Our recent data demonstrated that DDR1 co-localized with linear invadosomes in tumor cells and was required for their formation and matrix degradation ability.8 Unexpectedly, DDR1 kinase activity was not required for invadosome formation or activity. Indeed, blocking DDR1 kinase activity using nilotinib or blocking antibodies did not inhibit linear invadosome formation and activity. Interestingly, we demonstrated that Src tyrosine kinase inhibition did not affect the formation of linear invadosomes. We further found that the RhoGTPase Cdc42 was activated on collagen in a DDR1-dependent manner. Cdc42 and its specific guanine nucleotide exchange factor (GEF) Tuba co-localized to linear invadosomes, and both are required for linear invadosome formation. Cdc42 involvement is in agreement with the affiliation of these structures with the invadosome family.10 Thus, we determined that upon contact with type I collagen fibrils, cancer cells are able to form linear invadosomes in a DDR1/Tuba-Cdc42–dependent manner to degrade and invade the ECM. Moreover, our results confirmed that DDR1 depletion blocked cell invasion in a collagen-rich environment.
Overall, our work established that type I collagen is an inducer of invadosomes through DDR1 activation via a Cdc42-Tuba pathway. Thus, DDR1 is the sensor used by tumor cells to interact with fibrillar collagen I, leading to the organization of invadosomes that concentrate the proteolytic machinery of the cells, including MT1-MMP to degrade the extracellular matrix, and facilitate invasiveness. Based on their capacity to stimulate cell invasion and the overexpression of DDRs in different cancers, DDR1-dependent linear invadosomes should be a good target for the prevention of metastasis.
No potential conflicts of interest were disclosed.
We thank all the members of the Cytoskeleton and Cancer group and our collaborators, who collectively participated to the original manuscripts.

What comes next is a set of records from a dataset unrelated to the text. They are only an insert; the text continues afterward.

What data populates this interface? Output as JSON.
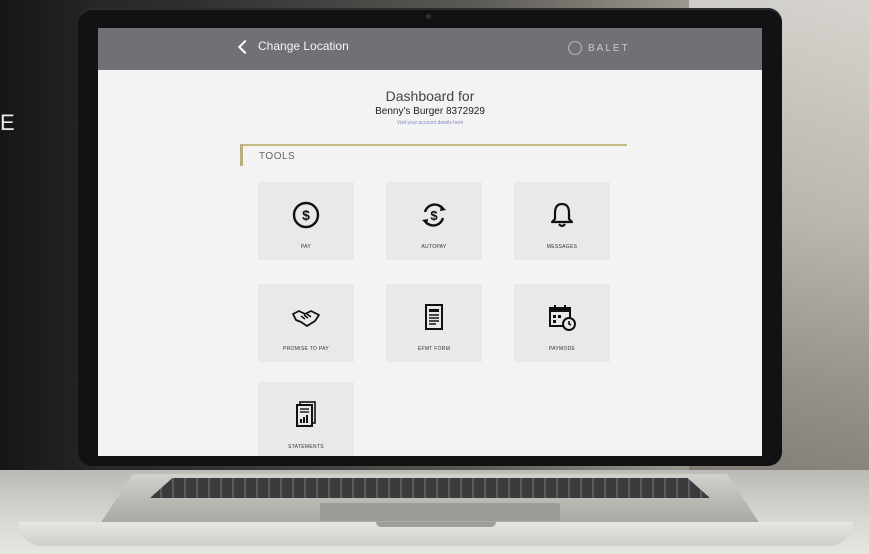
{
  "background": {
    "side_text": "E"
  },
  "app": {
    "back_label": "Change Location",
    "brand_label": "BALET"
  },
  "dashboard": {
    "title": "Dashboard for",
    "account": "Benny's Burger  8372929",
    "link_text": "Visit your account details here"
  },
  "tools": {
    "section_label": "TOOLS",
    "items": [
      {
        "label": "PAY",
        "icon": "dollar-circle-icon"
      },
      {
        "label": "AUTOPAY",
        "icon": "autopay-refresh-dollar-icon"
      },
      {
        "label": "MESSAGES",
        "icon": "bell-icon"
      },
      {
        "label": "PROMISE TO PAY",
        "icon": "handshake-icon"
      },
      {
        "label": "EFMT FORM",
        "icon": "document-form-icon"
      },
      {
        "label": "PAYMODE",
        "icon": "calendar-clock-icon"
      },
      {
        "label": "STATEMENTS",
        "icon": "statement-chart-icon"
      }
    ]
  },
  "colors": {
    "topbar": "#6f7174",
    "accent": "#c3ba86",
    "tile": "#e9e9e9"
  }
}
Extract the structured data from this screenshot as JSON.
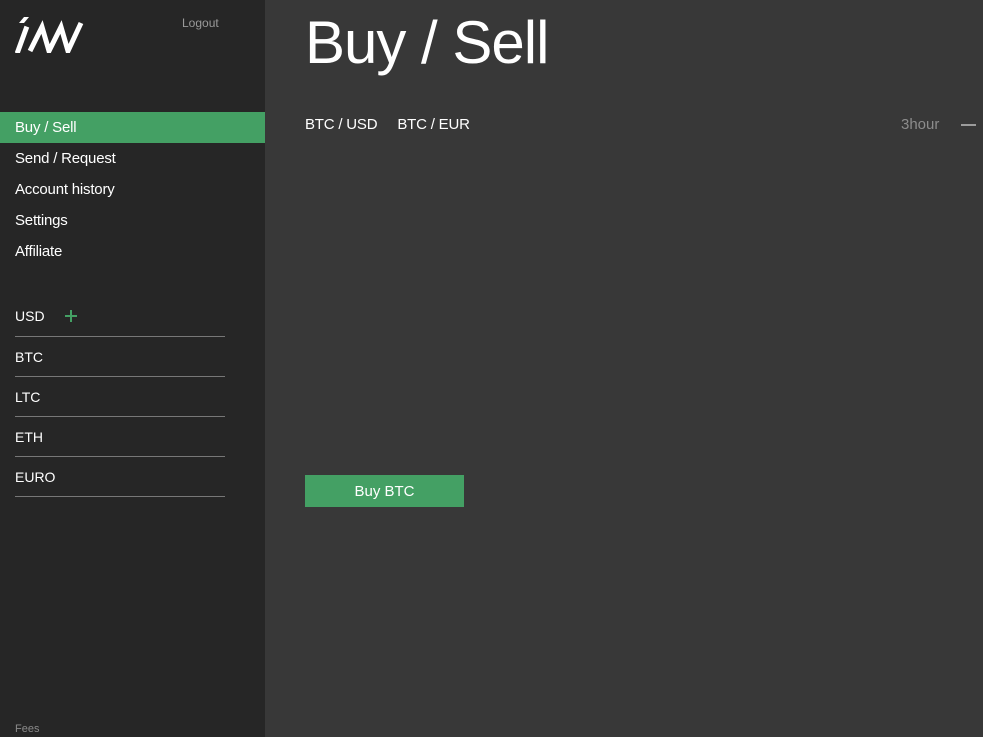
{
  "sidebar": {
    "logo_name": "logo-icon",
    "logout_label": "Logout",
    "nav": [
      {
        "label": "Buy / Sell",
        "active": true
      },
      {
        "label": "Send / Request"
      },
      {
        "label": "Account history"
      },
      {
        "label": "Settings"
      },
      {
        "label": "Affiliate"
      }
    ],
    "wallets": [
      {
        "label": "USD",
        "has_add": true
      },
      {
        "label": "BTC"
      },
      {
        "label": "LTC"
      },
      {
        "label": "ETH"
      },
      {
        "label": "EURO"
      }
    ],
    "fees_label": "Fees"
  },
  "main": {
    "title": "Buy / Sell",
    "pairs": [
      {
        "label": "BTC / USD"
      },
      {
        "label": "BTC / EUR"
      }
    ],
    "timeframe": "3hour",
    "dash": "—",
    "buy_button": "Buy BTC"
  },
  "colors": {
    "accent": "#44a064",
    "sidebar_bg": "#262626",
    "main_bg": "#383838"
  }
}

This work was supported by grants from ANR-13-JJC-JSV1–0005, La Ligue Nationale contre le Cancer and Fondation ARC pour la Recherche sur le Cancer. V.M. is supported by funding from “Equipe Labellisée Ligue Nationale contre le Cancer 2011.”